On-tap at Brother Burger and the Marvellous Brew during Good Beer Week 2013.
Pours a slightly red-tinged amber hue, with some very mild hazing. Body is decently weighted. Head forms a just creamy-white solid ring, with some film across the top. Very solid, intricate lacing. Overall, it looks good.
Quite sweet on the nose. Lots of malt, butterscotch and toffee, cut with some green, slightly fruity hops and a little pine fragrance. But really, the sweetness wins out. It's not bad, but very sweet.
Light malt on the front of the palate too, with a slightly balancing stewed orange character. Caramel through the middle, with a crescendo in the hop character that leads to a bitter, spicy, almost hot hop character on the back. Some resiny characters stick through to the aftertaste. Feel is full-bodied and strong.
It's a bit heavy to drink a lot of. The sweetness is a bit heavy and the malt and hops do tend to work against each other somewhat. But there are things to enjoy in it nonetheless.
500mL bottle from The Beer Cellar, NZ, via mulder1010
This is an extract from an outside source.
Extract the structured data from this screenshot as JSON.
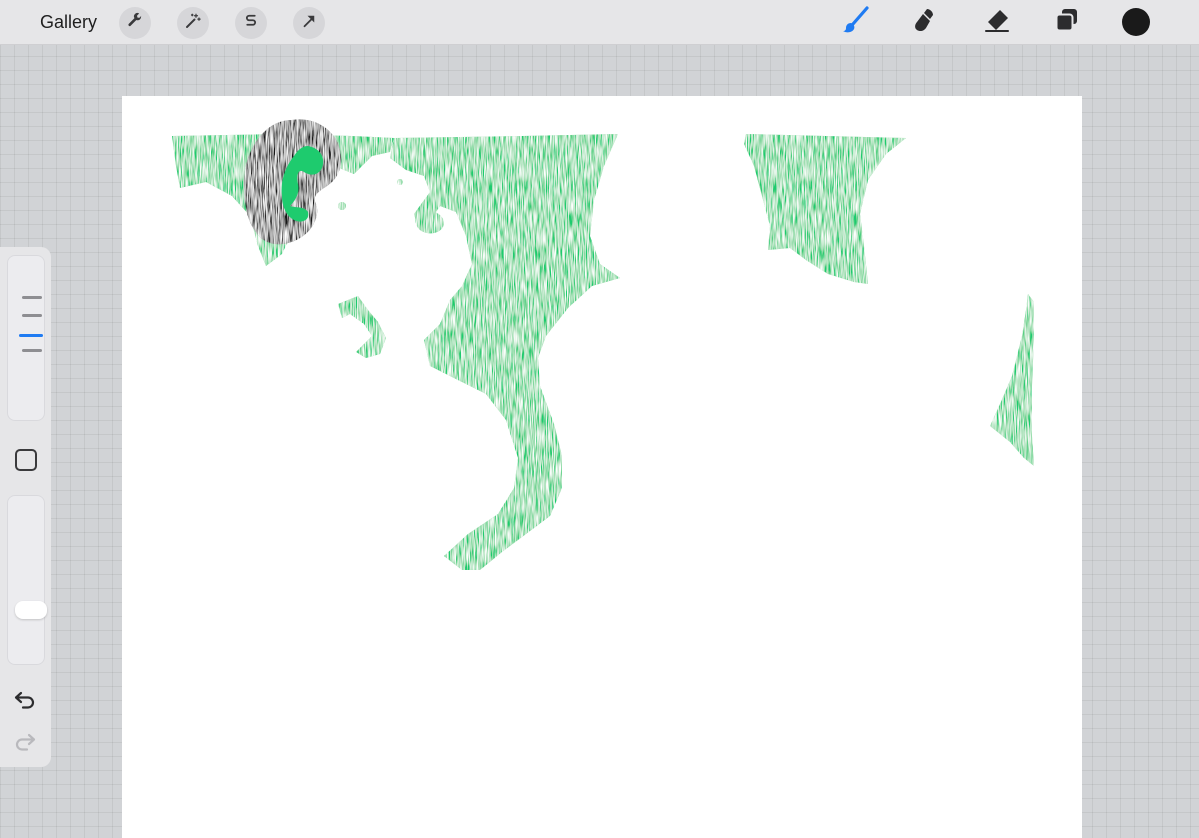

Ruby mahogany with a somewhat reluctant beige head that dissipates over a couple of minutes to a minimal collar.
Very approachable and clean candied citrus and resinous pine, elevated by that idiosyncratic caramelised nuttiness and baked toffee goodness that sets hoppy Red Ales apart from their ubiquitous IPA counterparts. There's some subtle complexity there too, with mild hints of balsamic and sour cherry.
Flavours are less sweet than I expected. The pine resin character ramps up and combines seamlessly with the deep and refined brandied caramel notes, before the malt backbone slowly makes way for a very crisp spearmint bitterness. Very solid.
Feel is pretty light, however spritely carbonation spreads the bitterness quickly across the palate, which then endures at a moderate level for an unexpectedly long time.
Elegant and unblemished American Red Ale, which I could so easily have rated higher, but being a favourite style of mine I'm wary of my subjective bias.